The third bearing 38 of the eccentric shaft outside housing 15, between bearing 34 and motor 17 is lubricated by the oil from sump 22 through branch conduit 39 leading from conduit 32 to bearing 38.

Gasket 40 seals the bore in housing 15 through which eccentric shaft 16 extends and the opposite bore in the housing is sealed by cap 41 so that substantially no oil can leak from the housing at the points where the eccenter shaft passes out ofthe housing. Spray nozzles 29 and 30 lubricate all points of hydraulic reciprocating drives 18 within the housing which require lubrication.

Housing 15 is easily made substantially leak-proof since seals are required only at the two points where the eccentric shaft passes through the housing wall and the two points where the hydraulic reciprocating motors pass therethrough. The oilin the housing and the location of the eccentric shaft therein, as well as of the bearings of the hydraulic reciprocating motors thereon, damps the otherwise considerable noise of the tamping tool implements during operation.

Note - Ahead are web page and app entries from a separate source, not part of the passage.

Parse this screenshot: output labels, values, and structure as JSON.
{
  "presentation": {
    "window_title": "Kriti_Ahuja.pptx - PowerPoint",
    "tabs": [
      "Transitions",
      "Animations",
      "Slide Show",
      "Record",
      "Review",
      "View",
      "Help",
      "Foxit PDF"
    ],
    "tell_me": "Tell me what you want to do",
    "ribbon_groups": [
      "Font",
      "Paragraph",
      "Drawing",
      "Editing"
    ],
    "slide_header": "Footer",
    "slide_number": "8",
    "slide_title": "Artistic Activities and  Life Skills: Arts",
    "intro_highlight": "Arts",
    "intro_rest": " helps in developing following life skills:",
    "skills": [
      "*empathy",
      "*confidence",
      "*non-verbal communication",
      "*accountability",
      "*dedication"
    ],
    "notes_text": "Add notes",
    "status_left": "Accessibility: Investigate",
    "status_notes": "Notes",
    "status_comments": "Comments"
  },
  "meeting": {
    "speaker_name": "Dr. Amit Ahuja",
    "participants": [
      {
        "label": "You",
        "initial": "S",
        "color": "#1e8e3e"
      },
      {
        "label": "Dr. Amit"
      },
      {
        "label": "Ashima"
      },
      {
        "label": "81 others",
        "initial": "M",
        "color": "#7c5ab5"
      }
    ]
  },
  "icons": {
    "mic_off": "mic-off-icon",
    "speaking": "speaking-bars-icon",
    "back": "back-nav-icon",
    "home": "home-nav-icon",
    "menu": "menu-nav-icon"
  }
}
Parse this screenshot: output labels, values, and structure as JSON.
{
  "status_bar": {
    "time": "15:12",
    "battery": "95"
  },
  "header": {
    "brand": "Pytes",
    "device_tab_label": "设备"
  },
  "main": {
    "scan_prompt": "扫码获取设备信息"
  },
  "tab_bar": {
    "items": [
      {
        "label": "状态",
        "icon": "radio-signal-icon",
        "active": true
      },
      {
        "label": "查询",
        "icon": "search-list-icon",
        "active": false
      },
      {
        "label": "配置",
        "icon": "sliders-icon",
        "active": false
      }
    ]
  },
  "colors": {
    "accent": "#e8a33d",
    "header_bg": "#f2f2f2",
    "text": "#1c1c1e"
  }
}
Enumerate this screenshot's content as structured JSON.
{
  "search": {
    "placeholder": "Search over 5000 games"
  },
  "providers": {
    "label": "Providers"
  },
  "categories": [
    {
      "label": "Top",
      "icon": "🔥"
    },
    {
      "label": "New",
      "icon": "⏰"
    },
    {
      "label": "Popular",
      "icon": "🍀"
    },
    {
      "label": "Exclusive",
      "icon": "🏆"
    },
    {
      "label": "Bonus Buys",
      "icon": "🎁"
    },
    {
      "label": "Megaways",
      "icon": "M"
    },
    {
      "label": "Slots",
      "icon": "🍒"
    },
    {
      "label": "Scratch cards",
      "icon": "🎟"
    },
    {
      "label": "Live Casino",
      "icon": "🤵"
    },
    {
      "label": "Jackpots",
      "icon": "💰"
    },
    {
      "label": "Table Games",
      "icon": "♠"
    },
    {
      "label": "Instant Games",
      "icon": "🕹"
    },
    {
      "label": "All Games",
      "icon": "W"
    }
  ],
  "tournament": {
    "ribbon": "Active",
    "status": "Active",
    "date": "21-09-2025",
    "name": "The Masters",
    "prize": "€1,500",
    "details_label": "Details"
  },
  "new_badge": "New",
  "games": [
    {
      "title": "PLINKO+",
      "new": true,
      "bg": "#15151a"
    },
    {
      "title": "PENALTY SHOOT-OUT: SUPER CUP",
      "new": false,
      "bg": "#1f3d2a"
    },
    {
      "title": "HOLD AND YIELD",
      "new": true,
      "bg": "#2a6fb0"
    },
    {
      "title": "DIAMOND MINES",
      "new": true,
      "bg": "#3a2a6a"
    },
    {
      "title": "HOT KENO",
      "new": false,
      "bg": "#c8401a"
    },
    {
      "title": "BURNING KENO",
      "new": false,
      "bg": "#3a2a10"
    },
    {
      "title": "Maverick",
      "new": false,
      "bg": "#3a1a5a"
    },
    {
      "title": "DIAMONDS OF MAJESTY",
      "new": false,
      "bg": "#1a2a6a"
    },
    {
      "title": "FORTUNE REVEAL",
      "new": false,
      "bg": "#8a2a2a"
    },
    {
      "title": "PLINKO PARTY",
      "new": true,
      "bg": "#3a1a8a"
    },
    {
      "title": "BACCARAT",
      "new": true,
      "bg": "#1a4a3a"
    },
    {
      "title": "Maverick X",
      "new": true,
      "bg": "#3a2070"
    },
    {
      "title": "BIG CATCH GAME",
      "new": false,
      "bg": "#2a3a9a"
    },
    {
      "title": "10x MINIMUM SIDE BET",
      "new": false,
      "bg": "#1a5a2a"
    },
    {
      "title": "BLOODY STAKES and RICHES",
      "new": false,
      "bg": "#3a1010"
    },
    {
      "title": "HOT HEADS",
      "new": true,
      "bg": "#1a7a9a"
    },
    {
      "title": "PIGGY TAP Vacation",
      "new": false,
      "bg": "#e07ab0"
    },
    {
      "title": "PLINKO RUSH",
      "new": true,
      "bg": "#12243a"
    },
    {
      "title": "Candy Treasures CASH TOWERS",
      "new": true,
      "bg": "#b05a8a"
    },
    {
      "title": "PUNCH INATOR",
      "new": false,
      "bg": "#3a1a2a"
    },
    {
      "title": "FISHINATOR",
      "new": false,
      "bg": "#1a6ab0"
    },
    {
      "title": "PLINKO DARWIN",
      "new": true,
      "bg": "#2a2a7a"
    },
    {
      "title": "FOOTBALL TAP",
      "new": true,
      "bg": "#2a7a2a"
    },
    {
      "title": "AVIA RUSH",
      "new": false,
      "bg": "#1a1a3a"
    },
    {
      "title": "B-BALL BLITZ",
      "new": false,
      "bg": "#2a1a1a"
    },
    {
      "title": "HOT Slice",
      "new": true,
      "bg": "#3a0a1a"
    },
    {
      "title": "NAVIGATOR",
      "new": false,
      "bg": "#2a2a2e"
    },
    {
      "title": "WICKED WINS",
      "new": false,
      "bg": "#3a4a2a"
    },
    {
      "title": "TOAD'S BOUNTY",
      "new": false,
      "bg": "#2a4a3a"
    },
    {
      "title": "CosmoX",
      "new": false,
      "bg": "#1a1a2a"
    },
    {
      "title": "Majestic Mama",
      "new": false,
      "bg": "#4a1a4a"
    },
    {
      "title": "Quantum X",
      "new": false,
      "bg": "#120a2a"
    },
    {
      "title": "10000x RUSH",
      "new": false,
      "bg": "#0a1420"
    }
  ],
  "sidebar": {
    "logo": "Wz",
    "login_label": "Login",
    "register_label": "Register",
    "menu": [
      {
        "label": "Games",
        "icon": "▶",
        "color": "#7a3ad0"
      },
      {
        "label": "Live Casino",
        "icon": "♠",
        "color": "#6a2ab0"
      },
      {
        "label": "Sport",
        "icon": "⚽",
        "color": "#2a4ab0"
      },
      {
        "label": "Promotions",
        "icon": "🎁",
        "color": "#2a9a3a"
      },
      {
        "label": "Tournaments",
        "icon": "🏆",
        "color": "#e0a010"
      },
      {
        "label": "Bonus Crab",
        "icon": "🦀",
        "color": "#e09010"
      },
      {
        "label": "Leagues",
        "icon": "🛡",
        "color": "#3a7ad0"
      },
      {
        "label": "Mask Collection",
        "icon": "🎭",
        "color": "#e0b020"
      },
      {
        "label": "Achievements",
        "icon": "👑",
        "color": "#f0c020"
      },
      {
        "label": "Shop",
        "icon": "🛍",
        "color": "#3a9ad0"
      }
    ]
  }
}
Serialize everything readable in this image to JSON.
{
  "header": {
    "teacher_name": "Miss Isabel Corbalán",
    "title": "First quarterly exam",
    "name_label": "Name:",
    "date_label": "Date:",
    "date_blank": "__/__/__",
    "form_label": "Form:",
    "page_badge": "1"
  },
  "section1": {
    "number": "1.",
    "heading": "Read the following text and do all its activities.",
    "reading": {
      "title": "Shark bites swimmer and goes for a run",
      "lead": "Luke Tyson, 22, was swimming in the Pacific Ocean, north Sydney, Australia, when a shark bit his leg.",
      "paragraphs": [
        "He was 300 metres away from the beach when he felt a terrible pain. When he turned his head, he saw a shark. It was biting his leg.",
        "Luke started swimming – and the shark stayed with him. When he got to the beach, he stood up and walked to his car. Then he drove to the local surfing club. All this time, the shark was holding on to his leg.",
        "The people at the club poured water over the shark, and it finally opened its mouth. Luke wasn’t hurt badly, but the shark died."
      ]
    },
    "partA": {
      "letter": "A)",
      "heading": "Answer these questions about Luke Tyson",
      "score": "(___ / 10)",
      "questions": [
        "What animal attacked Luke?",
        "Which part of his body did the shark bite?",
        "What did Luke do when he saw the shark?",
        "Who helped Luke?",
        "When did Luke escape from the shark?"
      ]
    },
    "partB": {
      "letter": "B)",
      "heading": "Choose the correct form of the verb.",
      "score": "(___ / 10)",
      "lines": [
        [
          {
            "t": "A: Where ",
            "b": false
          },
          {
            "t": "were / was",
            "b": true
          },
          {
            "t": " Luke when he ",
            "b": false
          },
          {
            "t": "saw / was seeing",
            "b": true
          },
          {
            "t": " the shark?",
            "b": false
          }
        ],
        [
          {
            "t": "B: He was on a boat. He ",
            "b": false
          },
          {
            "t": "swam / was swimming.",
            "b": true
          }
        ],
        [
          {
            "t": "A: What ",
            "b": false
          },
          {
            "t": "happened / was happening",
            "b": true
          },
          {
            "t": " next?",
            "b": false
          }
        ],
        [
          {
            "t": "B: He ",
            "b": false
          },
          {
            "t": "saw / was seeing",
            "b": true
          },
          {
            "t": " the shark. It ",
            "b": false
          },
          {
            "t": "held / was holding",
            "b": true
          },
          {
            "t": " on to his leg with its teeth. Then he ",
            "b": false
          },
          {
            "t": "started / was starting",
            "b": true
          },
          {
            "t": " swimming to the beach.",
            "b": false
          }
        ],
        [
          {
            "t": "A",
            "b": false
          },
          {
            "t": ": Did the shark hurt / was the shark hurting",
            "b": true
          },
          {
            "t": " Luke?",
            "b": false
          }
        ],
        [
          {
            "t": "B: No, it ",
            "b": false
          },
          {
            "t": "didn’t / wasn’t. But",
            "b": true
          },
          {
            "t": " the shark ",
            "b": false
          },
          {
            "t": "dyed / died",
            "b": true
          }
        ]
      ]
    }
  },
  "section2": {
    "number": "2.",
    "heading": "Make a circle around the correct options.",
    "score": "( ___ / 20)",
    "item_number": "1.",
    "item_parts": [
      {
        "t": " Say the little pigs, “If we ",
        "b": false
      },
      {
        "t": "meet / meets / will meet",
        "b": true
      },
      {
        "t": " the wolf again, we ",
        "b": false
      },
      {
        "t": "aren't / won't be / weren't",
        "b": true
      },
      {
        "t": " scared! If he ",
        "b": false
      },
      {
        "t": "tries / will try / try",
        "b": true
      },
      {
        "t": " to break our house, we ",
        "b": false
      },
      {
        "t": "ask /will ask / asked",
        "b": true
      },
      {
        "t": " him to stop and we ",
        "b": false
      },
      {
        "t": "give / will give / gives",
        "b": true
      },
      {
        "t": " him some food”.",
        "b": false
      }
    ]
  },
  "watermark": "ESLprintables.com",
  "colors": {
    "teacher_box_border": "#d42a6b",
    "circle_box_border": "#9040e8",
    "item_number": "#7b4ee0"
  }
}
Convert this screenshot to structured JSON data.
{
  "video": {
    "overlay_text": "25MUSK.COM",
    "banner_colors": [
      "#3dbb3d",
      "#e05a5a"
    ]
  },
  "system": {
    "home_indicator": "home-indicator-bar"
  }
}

* * * * *
 
 
  Recently Added Patents
Case for electronic device
Random sampling for geophysical acquisitions
Method and composition for improving skin barrier function
Solid-state imaging apparatus
Image processing apparatus
Hermetically sealed atomic sensor package manufactured with expendable support structure
Method and device for extracting vapors in an injection molding machine
  Randomly Featured Patents
Apparatus for controlling a multiplicity of compressors
Portable floating fishing light
Chocolate chip
Multi-system laser safety shutter controller
Integrated heat exchangers in a rack for vertical board style computer systems
Mobile communications device with security features
In-vehicle computer system
Method for fabricating a capacitor
Muzzleloading rifle with breech plug having gas seal facility
Surgical electrode having a partially insulated needle